Task: Below are the records; collect from them each line containing the string "title".

──────────

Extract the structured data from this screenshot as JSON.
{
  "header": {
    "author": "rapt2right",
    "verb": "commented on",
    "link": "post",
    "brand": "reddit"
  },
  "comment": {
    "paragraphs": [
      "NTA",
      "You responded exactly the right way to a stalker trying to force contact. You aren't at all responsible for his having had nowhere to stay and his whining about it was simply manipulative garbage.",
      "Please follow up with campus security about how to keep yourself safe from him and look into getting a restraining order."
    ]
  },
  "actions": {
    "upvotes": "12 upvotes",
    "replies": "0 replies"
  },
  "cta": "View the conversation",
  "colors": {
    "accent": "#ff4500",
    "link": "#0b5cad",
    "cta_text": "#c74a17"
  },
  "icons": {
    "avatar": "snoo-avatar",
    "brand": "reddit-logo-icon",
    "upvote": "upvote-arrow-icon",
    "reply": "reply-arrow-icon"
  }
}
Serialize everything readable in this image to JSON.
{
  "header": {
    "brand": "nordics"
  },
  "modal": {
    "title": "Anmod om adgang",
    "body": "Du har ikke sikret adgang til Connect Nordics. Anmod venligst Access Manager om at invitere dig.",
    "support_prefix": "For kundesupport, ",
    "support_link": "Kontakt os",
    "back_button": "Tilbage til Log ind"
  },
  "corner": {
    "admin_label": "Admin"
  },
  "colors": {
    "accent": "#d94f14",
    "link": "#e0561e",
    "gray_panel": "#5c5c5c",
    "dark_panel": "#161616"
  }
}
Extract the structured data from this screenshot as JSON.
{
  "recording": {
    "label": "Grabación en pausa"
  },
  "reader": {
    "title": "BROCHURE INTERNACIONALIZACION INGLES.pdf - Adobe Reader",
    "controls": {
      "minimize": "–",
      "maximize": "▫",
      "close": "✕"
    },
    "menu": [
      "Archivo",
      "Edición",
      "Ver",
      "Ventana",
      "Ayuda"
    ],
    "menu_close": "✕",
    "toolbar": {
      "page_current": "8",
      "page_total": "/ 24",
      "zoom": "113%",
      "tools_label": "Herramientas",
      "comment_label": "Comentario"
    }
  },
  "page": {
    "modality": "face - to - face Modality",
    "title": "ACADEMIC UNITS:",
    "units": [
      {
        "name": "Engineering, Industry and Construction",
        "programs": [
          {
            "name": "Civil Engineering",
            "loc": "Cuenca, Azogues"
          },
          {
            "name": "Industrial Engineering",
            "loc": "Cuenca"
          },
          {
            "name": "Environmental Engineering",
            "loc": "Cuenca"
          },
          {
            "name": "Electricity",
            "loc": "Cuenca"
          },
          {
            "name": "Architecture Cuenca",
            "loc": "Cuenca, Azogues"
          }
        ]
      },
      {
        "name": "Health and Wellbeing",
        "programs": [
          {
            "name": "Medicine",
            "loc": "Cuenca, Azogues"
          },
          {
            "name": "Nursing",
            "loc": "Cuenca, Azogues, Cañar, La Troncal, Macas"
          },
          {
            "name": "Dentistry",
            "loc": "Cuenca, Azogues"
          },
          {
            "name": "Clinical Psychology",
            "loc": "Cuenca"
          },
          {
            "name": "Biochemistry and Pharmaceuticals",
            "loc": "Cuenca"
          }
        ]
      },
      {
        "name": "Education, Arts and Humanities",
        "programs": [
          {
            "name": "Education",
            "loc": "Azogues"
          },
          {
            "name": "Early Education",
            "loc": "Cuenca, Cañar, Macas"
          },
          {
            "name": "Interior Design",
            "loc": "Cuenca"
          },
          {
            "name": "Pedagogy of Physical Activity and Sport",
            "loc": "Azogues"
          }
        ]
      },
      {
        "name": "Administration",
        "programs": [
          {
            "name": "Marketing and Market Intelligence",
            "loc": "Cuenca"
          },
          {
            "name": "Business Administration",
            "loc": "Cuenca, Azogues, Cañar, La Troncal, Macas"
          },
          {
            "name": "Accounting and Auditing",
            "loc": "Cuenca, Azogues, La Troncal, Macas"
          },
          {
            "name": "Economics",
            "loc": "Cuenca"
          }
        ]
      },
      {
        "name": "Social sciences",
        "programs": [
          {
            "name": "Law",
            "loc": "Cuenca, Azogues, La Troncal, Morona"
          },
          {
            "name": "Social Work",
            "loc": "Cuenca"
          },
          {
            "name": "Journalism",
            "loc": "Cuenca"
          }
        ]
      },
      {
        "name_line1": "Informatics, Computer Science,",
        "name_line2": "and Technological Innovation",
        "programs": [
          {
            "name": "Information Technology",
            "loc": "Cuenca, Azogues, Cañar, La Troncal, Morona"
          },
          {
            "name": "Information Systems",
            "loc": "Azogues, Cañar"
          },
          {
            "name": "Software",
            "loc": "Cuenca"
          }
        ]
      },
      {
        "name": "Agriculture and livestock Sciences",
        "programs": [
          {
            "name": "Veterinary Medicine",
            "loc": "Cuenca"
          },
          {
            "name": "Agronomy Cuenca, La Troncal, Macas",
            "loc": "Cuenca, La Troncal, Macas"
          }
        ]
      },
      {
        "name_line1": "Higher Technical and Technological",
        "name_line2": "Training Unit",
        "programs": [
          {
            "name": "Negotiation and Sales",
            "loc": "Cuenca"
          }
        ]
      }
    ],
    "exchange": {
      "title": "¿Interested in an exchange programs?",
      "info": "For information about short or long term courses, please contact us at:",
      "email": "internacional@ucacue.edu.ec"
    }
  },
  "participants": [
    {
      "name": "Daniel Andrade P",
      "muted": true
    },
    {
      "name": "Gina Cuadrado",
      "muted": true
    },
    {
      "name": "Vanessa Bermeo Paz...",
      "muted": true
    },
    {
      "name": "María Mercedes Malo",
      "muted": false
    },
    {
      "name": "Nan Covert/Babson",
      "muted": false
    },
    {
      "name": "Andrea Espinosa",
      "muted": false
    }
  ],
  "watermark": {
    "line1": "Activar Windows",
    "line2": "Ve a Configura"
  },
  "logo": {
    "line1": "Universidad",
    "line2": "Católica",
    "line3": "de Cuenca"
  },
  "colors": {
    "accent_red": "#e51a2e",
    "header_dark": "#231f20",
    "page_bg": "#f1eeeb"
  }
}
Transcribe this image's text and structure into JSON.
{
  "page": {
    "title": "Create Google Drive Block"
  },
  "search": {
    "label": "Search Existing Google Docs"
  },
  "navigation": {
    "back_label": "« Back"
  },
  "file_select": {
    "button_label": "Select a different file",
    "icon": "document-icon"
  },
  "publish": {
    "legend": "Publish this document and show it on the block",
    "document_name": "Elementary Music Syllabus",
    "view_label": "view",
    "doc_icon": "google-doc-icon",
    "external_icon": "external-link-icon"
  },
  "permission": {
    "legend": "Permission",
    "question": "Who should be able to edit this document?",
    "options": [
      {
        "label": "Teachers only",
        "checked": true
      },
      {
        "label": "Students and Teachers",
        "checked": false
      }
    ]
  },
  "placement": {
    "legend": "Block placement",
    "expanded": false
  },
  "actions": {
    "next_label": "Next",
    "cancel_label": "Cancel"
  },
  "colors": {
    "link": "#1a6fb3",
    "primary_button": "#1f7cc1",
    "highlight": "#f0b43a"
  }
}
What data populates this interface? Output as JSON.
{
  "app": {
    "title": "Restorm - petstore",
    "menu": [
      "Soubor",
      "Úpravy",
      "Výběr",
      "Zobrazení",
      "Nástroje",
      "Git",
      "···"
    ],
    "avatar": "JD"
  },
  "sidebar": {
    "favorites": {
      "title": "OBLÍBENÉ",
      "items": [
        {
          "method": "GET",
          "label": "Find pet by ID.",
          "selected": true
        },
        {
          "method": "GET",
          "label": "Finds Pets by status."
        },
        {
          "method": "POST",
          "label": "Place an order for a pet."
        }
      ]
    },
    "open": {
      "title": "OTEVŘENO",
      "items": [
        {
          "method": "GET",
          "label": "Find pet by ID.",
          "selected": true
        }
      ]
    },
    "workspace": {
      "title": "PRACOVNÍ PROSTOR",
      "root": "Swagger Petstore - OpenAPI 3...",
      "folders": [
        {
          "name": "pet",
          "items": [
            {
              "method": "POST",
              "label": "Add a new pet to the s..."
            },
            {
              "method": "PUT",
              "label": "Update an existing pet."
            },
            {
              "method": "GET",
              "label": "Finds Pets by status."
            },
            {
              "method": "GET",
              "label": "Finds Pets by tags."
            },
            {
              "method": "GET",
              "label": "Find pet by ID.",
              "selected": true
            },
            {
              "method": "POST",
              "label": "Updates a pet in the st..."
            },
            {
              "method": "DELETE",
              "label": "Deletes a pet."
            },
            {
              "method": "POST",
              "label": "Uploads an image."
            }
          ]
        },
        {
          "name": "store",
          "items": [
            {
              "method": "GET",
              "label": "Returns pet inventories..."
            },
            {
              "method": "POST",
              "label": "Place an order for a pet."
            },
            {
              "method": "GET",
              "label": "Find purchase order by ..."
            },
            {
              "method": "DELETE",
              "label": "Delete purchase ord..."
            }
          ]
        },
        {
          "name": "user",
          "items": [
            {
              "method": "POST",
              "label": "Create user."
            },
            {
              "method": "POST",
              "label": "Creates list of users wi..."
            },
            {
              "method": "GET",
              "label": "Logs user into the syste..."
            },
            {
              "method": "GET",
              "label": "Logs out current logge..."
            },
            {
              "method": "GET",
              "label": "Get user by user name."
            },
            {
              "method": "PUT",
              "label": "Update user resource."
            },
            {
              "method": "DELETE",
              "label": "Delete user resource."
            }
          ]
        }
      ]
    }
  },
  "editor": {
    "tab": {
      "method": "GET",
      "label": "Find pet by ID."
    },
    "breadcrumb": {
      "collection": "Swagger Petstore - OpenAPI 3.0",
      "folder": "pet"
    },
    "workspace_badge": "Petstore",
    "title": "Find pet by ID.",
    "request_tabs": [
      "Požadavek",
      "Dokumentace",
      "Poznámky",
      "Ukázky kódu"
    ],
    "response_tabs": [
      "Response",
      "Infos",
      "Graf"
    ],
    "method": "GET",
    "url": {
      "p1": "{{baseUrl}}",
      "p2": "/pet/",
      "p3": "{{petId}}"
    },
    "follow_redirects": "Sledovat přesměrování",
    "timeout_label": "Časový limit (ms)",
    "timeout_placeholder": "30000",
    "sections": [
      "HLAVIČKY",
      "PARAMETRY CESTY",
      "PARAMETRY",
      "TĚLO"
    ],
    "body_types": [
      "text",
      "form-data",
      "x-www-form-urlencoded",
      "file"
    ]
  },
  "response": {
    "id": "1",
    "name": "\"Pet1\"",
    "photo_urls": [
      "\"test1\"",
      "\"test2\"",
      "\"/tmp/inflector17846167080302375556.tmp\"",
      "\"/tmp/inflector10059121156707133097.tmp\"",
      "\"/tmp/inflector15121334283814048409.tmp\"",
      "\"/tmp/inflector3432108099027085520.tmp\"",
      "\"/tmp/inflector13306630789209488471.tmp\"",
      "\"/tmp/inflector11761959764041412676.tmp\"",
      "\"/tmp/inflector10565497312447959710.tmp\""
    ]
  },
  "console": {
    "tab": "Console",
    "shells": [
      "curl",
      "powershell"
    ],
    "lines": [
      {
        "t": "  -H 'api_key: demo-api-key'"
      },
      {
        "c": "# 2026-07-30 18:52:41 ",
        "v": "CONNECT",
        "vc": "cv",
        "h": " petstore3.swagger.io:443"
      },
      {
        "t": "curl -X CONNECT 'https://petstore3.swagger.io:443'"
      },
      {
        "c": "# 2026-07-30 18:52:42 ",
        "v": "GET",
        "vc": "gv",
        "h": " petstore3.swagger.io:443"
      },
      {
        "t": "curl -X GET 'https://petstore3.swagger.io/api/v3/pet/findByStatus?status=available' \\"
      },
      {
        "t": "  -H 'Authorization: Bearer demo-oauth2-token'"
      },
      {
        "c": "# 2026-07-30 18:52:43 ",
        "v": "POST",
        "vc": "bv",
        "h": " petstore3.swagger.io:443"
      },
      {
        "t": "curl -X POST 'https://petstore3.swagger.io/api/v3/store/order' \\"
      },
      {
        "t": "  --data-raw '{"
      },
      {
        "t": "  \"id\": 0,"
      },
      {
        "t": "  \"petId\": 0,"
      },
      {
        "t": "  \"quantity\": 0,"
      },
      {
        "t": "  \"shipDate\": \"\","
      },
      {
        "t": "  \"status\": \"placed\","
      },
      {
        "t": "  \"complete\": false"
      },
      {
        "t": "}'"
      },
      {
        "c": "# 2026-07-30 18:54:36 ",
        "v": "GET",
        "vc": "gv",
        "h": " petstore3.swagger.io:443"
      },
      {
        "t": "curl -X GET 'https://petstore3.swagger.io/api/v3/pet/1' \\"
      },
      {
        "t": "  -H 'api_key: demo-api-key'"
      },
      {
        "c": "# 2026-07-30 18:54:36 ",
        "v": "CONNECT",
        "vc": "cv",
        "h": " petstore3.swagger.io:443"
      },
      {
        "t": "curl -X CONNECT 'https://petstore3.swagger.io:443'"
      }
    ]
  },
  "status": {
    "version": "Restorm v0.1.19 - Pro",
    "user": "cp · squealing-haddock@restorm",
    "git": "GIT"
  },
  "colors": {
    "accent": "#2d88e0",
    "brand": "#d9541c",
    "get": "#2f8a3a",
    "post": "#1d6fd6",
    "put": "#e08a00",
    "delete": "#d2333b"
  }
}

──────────

Solution to this problem:
    "title": "Anmod om adgang",
    "title": "BROCHURE INTERNACIONALIZACION INGLES.pdf - Adobe Reader",
    "title": "ACADEMIC UNITS:",
      "title": "¿Interested in an exchange programs?",
    "title": "Create Google Drive Block"
    "title": "Restorm - petstore",
      "title": "OBLÍBENÉ",
      "title": "OTEVŘENO",
      "title": "PRACOVNÍ PROSTOR",
    "title": "Find pet by ID.",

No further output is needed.